A lot of people in this province first saw an Ironman triathlon event on ABC’s Wide World of Sports. It was new, exotic and the most exhausting thing you’d ever hope to avoid. Sherrie Myers saw it differently.
Newfoundland’s Sherrie Myers competed recently in the 2013 World Ironman Championship in Hawaii.
“My sister and I grew up watching the Hawaii Ironman and we were fascinated seeing the people crossing the finish line after such a gruelling event,” Myers recalls.
“We thought it was exciting, dramatic madness. Some part of me, even as a child, wanted to be one of those people one day.”
Last weekend, Myers finished 44th out of 83 women in the 40-44 age group at the 2013 World Ironman Championships in KailuaKona, Hawaii.
Myers said given that the race brings together the best pros and age-group athletes in Ironman distance racing from around the world, she felt she did quite well.
“The heat in Kona is a factor that I wasn’t used to,” explained Myers, who has run nine Canadian Ironman events, including one in Whistler, B.C. in August which qualified her for the worlds.
“I was careful all day with my pacing to ensure that I would finish,” said Myers, who added that not finishing was never an option.
“I would crawl to the finish line before quitting a race, unless the medical folks carted me away.”
Despite the heat problem in Hawaii, Myers said just waiting the days before the race started was tough.
“It’s a struggle not to let nerves get the best of you. You are anticipating what might and might not happen, and trying not to worry about what you can’t control.”

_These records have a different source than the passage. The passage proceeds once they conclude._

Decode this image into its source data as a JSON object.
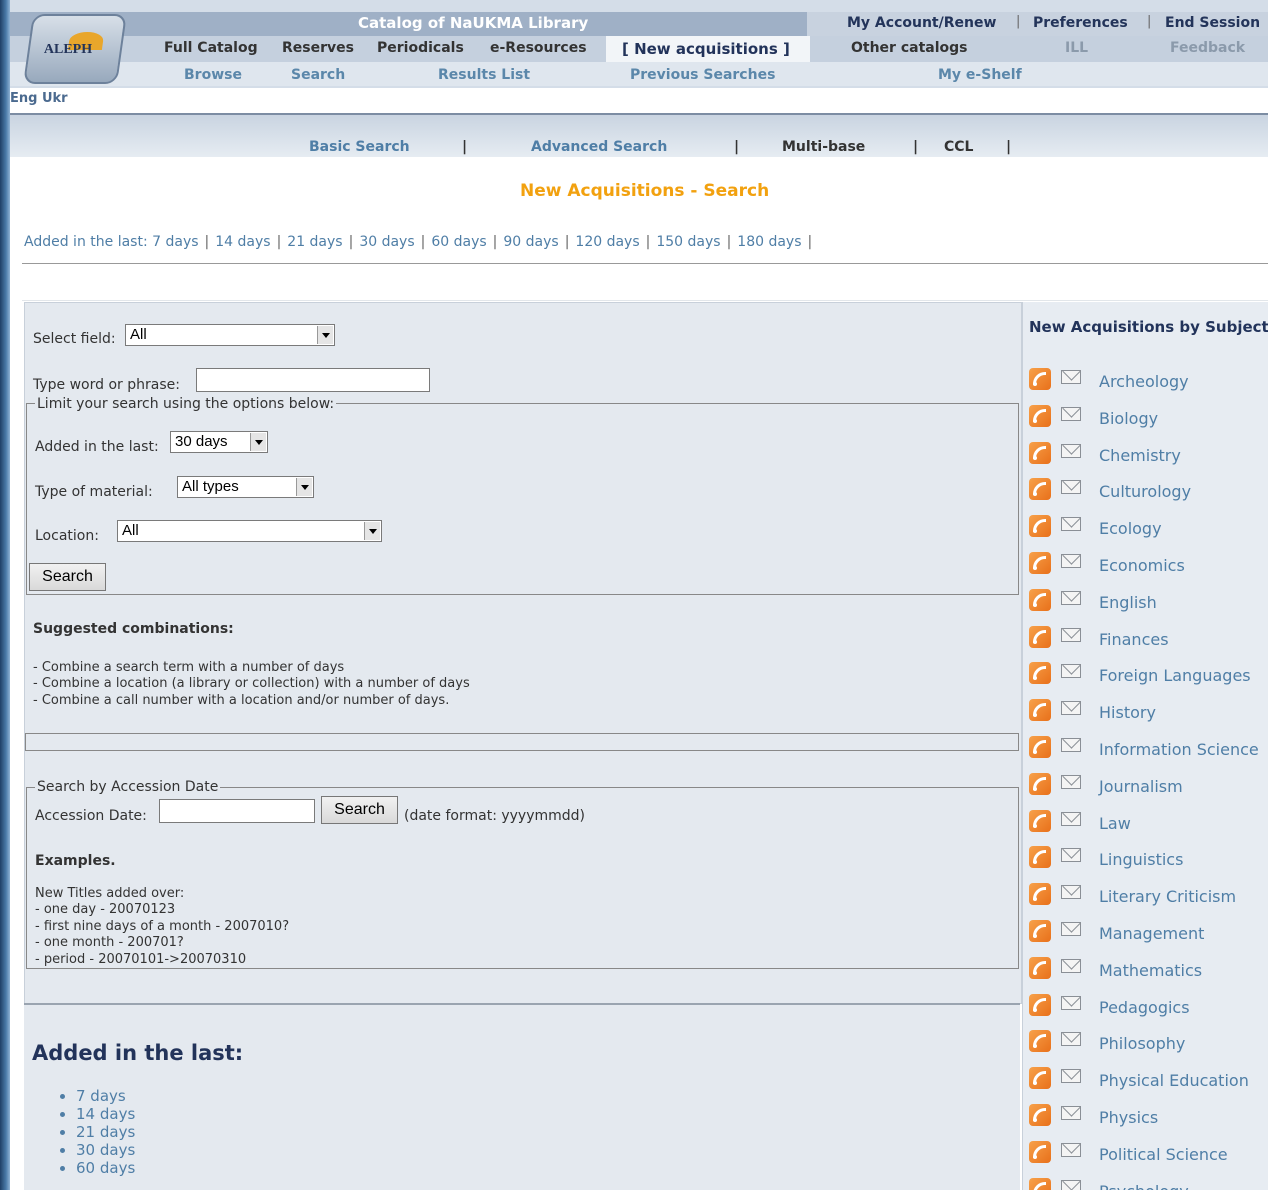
{
  "app": {
    "title": "Catalog of NaUKMA Library",
    "logo_text": "ALEPH"
  },
  "header": {
    "account_links": [
      "My Account/Renew",
      "Preferences",
      "End Session"
    ],
    "nav_main": [
      "Full Catalog",
      "Reserves",
      "Periodicals",
      "e-Resources",
      "[ New acquisitions ]",
      "Other catalogs",
      "ILL",
      "Feedback"
    ],
    "nav_sub": [
      "Browse",
      "Search",
      "Results List",
      "Previous Searches",
      "My e-Shelf"
    ],
    "language": "Eng Ukr"
  },
  "search_modes": [
    "Basic Search",
    "Advanced Search",
    "Multi-base",
    "CCL"
  ],
  "page_title": "New Acquisitions - Search",
  "added_in_last": {
    "label": "Added in the last:",
    "options": [
      "7 days",
      "14 days",
      "21 days",
      "30 days",
      "60 days",
      "90 days",
      "120 days",
      "150 days",
      "180 days"
    ]
  },
  "search_form": {
    "select_field_label": "Select field:",
    "select_field_value": "All",
    "type_phrase_label": "Type word or phrase:",
    "type_phrase_value": "",
    "limit_legend": "Limit your search using the options below:",
    "added_label": "Added in the last:",
    "added_value": "30 days",
    "type_material_label": "Type of material:",
    "type_material_value": "All types",
    "location_label": "Location:",
    "location_value": "All",
    "search_button": "Search"
  },
  "suggested": {
    "title": "Suggested combinations:",
    "lines": [
      "- Combine a search term with a number of days",
      "- Combine a location (a library or collection) with a number of days",
      "- Combine a call number with a location and/or number of days."
    ]
  },
  "accession": {
    "legend": "Search by Accession Date",
    "label": "Accession Date:",
    "value": "",
    "button": "Search",
    "format_hint": "(date format: yyyymmdd)",
    "examples_title": "Examples.",
    "examples_intro": "New Titles added over:",
    "examples": [
      "- one day - 20070123",
      "- first nine days of a month - 2007010?",
      "- one month - 200701?",
      "- period - 20070101->20070310"
    ]
  },
  "added_list": {
    "title": "Added in the last:",
    "items": [
      "7 days",
      "14 days",
      "21 days",
      "30 days",
      "60 days"
    ]
  },
  "subjects": {
    "title": "New Acquisitions by Subject",
    "items": [
      "Archeology",
      "Biology",
      "Chemistry",
      "Culturology",
      "Ecology",
      "Economics",
      "English",
      "Finances",
      "Foreign Languages",
      "History",
      "Information Science",
      "Journalism",
      "Law",
      "Linguistics",
      "Literary Criticism",
      "Management",
      "Mathematics",
      "Pedagogics",
      "Philosophy",
      "Physical Education",
      "Physics",
      "Political Science",
      "Psychology"
    ]
  },
  "colors": {
    "title_orange": "#f2a10f",
    "link_blue": "#4f7ea6",
    "header_blue": "#9fb0c6"
  }
}
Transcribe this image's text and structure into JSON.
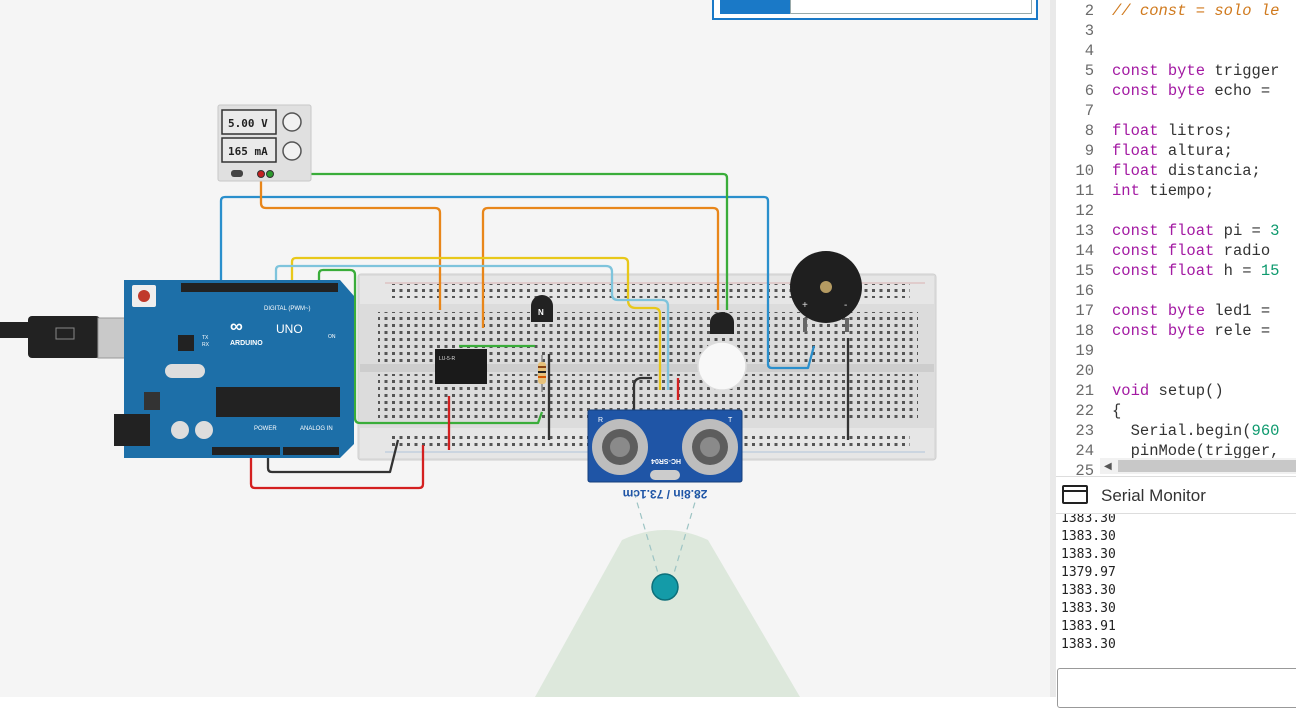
{
  "power_supply": {
    "voltage": "5.00 V",
    "current": "165 mA"
  },
  "arduino": {
    "brand": "ARDUINO",
    "model": "UNO",
    "digital_label": "DIGITAL (PWM~)",
    "power_label": "POWER",
    "analog_label": "ANALOG IN",
    "on_label": "ON",
    "tx_label": "TX",
    "rx_label": "RX"
  },
  "sensor": {
    "model": "HC-SR04",
    "distance_readout": "28.8in / 73.1cm",
    "pin_t": "T",
    "pin_r": "R"
  },
  "relay": {
    "model": "LU-5-R"
  },
  "transistor": {
    "label": "N"
  },
  "buzzer": {
    "plus": "+",
    "minus": "-"
  },
  "code_editor": {
    "lines": [
      {
        "n": "2",
        "segments": [
          {
            "t": "// const = solo le",
            "c": "cm"
          }
        ]
      },
      {
        "n": "3",
        "segments": []
      },
      {
        "n": "4",
        "segments": []
      },
      {
        "n": "5",
        "segments": [
          {
            "t": "const",
            "c": "kw"
          },
          {
            "t": " ",
            "c": ""
          },
          {
            "t": "byte",
            "c": "kw"
          },
          {
            "t": " trigger",
            "c": ""
          }
        ]
      },
      {
        "n": "6",
        "segments": [
          {
            "t": "const",
            "c": "kw"
          },
          {
            "t": " ",
            "c": ""
          },
          {
            "t": "byte",
            "c": "kw"
          },
          {
            "t": " echo =",
            "c": ""
          }
        ]
      },
      {
        "n": "7",
        "segments": []
      },
      {
        "n": "8",
        "segments": [
          {
            "t": "float",
            "c": "kw"
          },
          {
            "t": " litros;",
            "c": ""
          }
        ]
      },
      {
        "n": "9",
        "segments": [
          {
            "t": "float",
            "c": "kw"
          },
          {
            "t": " altura;",
            "c": ""
          }
        ]
      },
      {
        "n": "10",
        "segments": [
          {
            "t": "float",
            "c": "kw"
          },
          {
            "t": " distancia;",
            "c": ""
          }
        ]
      },
      {
        "n": "11",
        "segments": [
          {
            "t": "int",
            "c": "kw"
          },
          {
            "t": " tiempo;",
            "c": ""
          }
        ]
      },
      {
        "n": "12",
        "segments": []
      },
      {
        "n": "13",
        "segments": [
          {
            "t": "const",
            "c": "kw"
          },
          {
            "t": " ",
            "c": ""
          },
          {
            "t": "float",
            "c": "kw"
          },
          {
            "t": " pi = ",
            "c": ""
          },
          {
            "t": "3",
            "c": "nm"
          }
        ]
      },
      {
        "n": "14",
        "segments": [
          {
            "t": "const",
            "c": "kw"
          },
          {
            "t": " ",
            "c": ""
          },
          {
            "t": "float",
            "c": "kw"
          },
          {
            "t": " radio",
            "c": ""
          }
        ]
      },
      {
        "n": "15",
        "segments": [
          {
            "t": "const",
            "c": "kw"
          },
          {
            "t": " ",
            "c": ""
          },
          {
            "t": "float",
            "c": "kw"
          },
          {
            "t": " h = ",
            "c": ""
          },
          {
            "t": "15",
            "c": "nm"
          }
        ]
      },
      {
        "n": "16",
        "segments": []
      },
      {
        "n": "17",
        "segments": [
          {
            "t": "const",
            "c": "kw"
          },
          {
            "t": " ",
            "c": ""
          },
          {
            "t": "byte",
            "c": "kw"
          },
          {
            "t": " led1 =",
            "c": ""
          }
        ]
      },
      {
        "n": "18",
        "segments": [
          {
            "t": "const",
            "c": "kw"
          },
          {
            "t": " ",
            "c": ""
          },
          {
            "t": "byte",
            "c": "kw"
          },
          {
            "t": " rele =",
            "c": ""
          }
        ]
      },
      {
        "n": "19",
        "segments": []
      },
      {
        "n": "20",
        "segments": []
      },
      {
        "n": "21",
        "segments": [
          {
            "t": "void",
            "c": "kw"
          },
          {
            "t": " setup()",
            "c": ""
          }
        ]
      },
      {
        "n": "22",
        "segments": [
          {
            "t": "{",
            "c": ""
          }
        ]
      },
      {
        "n": "23",
        "segments": [
          {
            "t": "  Serial.begin(",
            "c": ""
          },
          {
            "t": "960",
            "c": "nm"
          }
        ]
      },
      {
        "n": "24",
        "segments": [
          {
            "t": "  pinMode(trigger,",
            "c": ""
          }
        ]
      },
      {
        "n": "25",
        "segments": []
      }
    ]
  },
  "serial_monitor": {
    "title": "Serial Monitor",
    "lines": [
      "1383.30",
      "1383.30",
      "1383.30",
      "1379.97",
      "1383.30",
      "1383.30",
      "1383.91",
      "1383.30"
    ]
  },
  "colors": {
    "wire_orange": "#e8861a",
    "wire_green": "#3aad3a",
    "wire_blue": "#2a8fcc",
    "wire_yellow": "#e8c81a",
    "wire_lightblue": "#7ec4dc",
    "wire_red": "#d42020",
    "wire_black": "#333333",
    "arduino_blue": "#1d6fa8",
    "sensor_blue": "#1f55a6",
    "accent": "#1a79c7"
  }
}
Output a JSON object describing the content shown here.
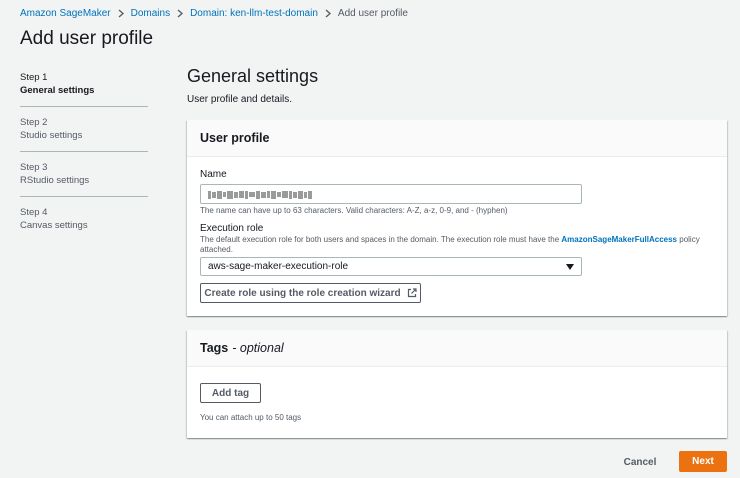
{
  "breadcrumb": {
    "items": [
      "Amazon SageMaker",
      "Domains",
      "Domain: ken-llm-test-domain"
    ],
    "current": "Add user profile"
  },
  "page": {
    "title": "Add user profile"
  },
  "steps": [
    {
      "num": "Step 1",
      "label": "General settings",
      "active": true
    },
    {
      "num": "Step 2",
      "label": "Studio settings",
      "active": false
    },
    {
      "num": "Step 3",
      "label": "RStudio settings",
      "active": false
    },
    {
      "num": "Step 4",
      "label": "Canvas settings",
      "active": false
    }
  ],
  "general": {
    "title": "General settings",
    "description": "User profile and details."
  },
  "user_profile": {
    "header": "User profile",
    "name_label": "Name",
    "name_hint": "The name can have up to 63 characters. Valid characters: A-Z, a-z, 0-9, and - (hyphen)",
    "role_label": "Execution role",
    "role_desc_prefix": "The default execution role for both users and spaces in the domain. The execution role must have the ",
    "role_desc_link": "AmazonSageMakerFullAccess",
    "role_desc_suffix": " policy attached.",
    "role_value": "aws-sage-maker-execution-role",
    "create_role_button": "Create role using the role creation wizard"
  },
  "tags": {
    "header": "Tags",
    "optional": "- optional",
    "add_tag_button": "Add tag",
    "hint": "You can attach up to 50 tags"
  },
  "footer": {
    "cancel_label": "Cancel",
    "next_label": "Next"
  },
  "colors": {
    "link": "#0073bb",
    "primary_button": "#ec7211",
    "background": "#f2f3f3"
  }
}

The Ironman includes a 3.8 kilometre swim, 180K bike and a 42K run.
She posted a time of 1:1.21 hours in the swim; 5:58.39 hours on the bike and 3:44.30 hours for the run.
She said the bike is the toughest of the three disciplines.
“It’s the longest of the three and where the most can go wrong such as crashes, mechanical issues, etc,” she said.
She said her favourite portion of the Ironman is the marathon, “where I’m on my own two feet.”
The 41 year-old Myers, a mechanical engineer at Memorial University with a masters degree in counselling psychology, was attracted to Ironman because, “it’s tough and it offers you the chance to test your limits physically and mentally.
“I think people are capable of, and can push themselves much more than they believe, whether in sports or other areas of life,” she said.
Myers, who grew up in Mount Pearl, began running 10K road races to marathons while living in Vancouver in the late 1990s.
“There’s a very strong running community in British Columbia so that’s where I began, but it was slow going at first … baby steps, really,” she said.
But, then again, she’s always been active.
And trying something new has never been a problem. As a youngster, she competed in soccer and volleyball as well as some crosscountry running while in high school.
“It was sports 24-7 growing up,” she said.
The 5-4 Myers began training for triathlons in 2000 and completed her first triathlon in 2001 in Muskoka, Ont. followed by her first Ironman a couple of months later in Penticton, B.C.
A member of the Athletics Northeast running club, Myers, who hasn’t had any injuries in her athletic career so far, is registered for the half Ironman in Mont Tremblant, Que., next summer.
She’s taking a break from the sport until the new year in preparation for an early spring triathlon.